Park Service Announces Controlled Burn On Assateague

ASSATEAGUE – A controlled, or prescribed, burn of invasive phragmites on Assateague Island planned for this spring could cause extensive smoke and open flames to be visible from mainland areas from several miles away and for several days, as federal officials follow up with the second phase of an effort started last fall to rid the island of the destructive grasses.

Assateague Island National Seashore Acting Superintendent Carl Zimmerman announced this week the National Park Service will initiate several prescribed burns on an area encompassing roughly 200 acres on the barrier island for a one-week period between March 10 and April 1. Due to the uncertainty of the weather, NPS officials said this week it is not possible to predict the exact dates.

The planned prescribed burns are part of an aggressive plan of attack on the proliferation of noxious phragmites from one end of the barrier island to the other. Phragmites are prolific, non-native and highly invasive plants or weeds that take over salt marshes and other coastal areas by stunting the growth of indigenous plant-life attempting to co-exist with them.

Similar to most weeds, phragmites re-generate rapidly and must be completely removed or destroyed to prevent them from spreading further. They have dramatically increased in abundance on Assateague Island in recent years, displacing native plant communities and causing an adverse affect on habitats. It is widely believed the noxious plant was introduced to the area from overseas in shipping ballast material from the 18th and 19th centuries.

After being introduced to a new area, phragmites begin the process of replacing native plants with monocultures of themselves. Once established, they quickly expand and can entirely overtake large areas. In recent years, hundreds of acres of formerly native plant communities on the barrier island have been invaded by dense phragmites stands.

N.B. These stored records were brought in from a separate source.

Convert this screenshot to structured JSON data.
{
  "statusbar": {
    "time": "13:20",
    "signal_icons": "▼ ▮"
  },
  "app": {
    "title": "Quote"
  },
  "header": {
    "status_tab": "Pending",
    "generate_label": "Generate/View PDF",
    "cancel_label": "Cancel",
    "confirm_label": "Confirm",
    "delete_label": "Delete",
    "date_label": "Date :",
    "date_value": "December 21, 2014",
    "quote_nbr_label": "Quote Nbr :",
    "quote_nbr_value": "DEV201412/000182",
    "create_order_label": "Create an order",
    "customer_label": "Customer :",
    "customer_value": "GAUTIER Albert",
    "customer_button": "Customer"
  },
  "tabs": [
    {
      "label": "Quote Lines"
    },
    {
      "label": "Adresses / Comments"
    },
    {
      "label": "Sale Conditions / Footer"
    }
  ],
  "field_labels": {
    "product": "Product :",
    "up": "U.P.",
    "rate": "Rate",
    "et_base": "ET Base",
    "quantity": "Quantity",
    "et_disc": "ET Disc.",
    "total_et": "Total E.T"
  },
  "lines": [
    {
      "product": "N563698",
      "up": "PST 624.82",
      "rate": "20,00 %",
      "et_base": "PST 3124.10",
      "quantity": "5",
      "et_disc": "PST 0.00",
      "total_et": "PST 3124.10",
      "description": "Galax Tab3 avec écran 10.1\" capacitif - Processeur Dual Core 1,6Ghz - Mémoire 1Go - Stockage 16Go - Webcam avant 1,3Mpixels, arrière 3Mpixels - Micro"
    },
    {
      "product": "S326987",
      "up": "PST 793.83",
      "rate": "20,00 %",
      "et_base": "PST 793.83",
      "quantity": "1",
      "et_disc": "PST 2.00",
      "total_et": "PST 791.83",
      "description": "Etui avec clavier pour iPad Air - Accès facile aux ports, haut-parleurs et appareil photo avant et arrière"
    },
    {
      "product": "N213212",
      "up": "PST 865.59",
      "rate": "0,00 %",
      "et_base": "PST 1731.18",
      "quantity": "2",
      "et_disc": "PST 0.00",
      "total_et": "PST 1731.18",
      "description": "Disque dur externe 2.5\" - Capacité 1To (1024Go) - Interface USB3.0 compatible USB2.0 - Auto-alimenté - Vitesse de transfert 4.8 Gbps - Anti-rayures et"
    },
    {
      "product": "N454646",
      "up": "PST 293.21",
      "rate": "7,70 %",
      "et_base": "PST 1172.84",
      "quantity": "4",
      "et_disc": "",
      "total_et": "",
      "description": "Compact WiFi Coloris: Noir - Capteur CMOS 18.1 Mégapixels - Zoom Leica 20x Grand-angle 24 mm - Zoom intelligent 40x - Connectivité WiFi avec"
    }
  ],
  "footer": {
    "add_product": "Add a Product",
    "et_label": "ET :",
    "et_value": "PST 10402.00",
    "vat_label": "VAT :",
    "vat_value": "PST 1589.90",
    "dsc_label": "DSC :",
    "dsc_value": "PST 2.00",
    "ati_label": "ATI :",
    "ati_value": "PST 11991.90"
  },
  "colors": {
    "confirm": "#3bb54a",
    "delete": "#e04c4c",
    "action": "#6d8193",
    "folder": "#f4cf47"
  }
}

The first phase of the plan to eradicate phragmites on Assateague began last fall with an aggressive aerial treatment with an herbicide appropriately called Habitat. The prescribed burnings planned for later this spring will remove the above-ground remnants of the phragmite infestations treated with the herbicide last fall and will help facilitate the restoration of the affected areas with native coastal vegetation.

Park managers will ignite on purpose the prescribed fires planned on Assateauge under a pre-determined set of conditions including the weather in order to accomplish the specific resource management objectives. All prescribed burns will be accomplished under the guidance and direction of trained and experienced National Park Service personnel and will take place only when the humidity levels, wind speed, and other parameters meet fire safety criteria and optimal conditions for a successful burn.  No structures will be threatened by these prescribed burning activities. 

Conducting the prescribed burns will require temporary changes in traffic patterns and visitor use on certain portions of Assateague National Seashore in order to ensure public safety. As a result, short-term closures of portions of Bayberry Drive, Ferry Landing Road, and/or the Over Sand Vehicle Zone may be necessary during the project.

Treated areas of phragmites infestation will naturally convert back to native vegetation over the next five growing seasons and will once again provide essential habitat for the island’s diverse wildlife species. Park Service officials expect phragmite management activities to continue on Assateague Island during subsequent years.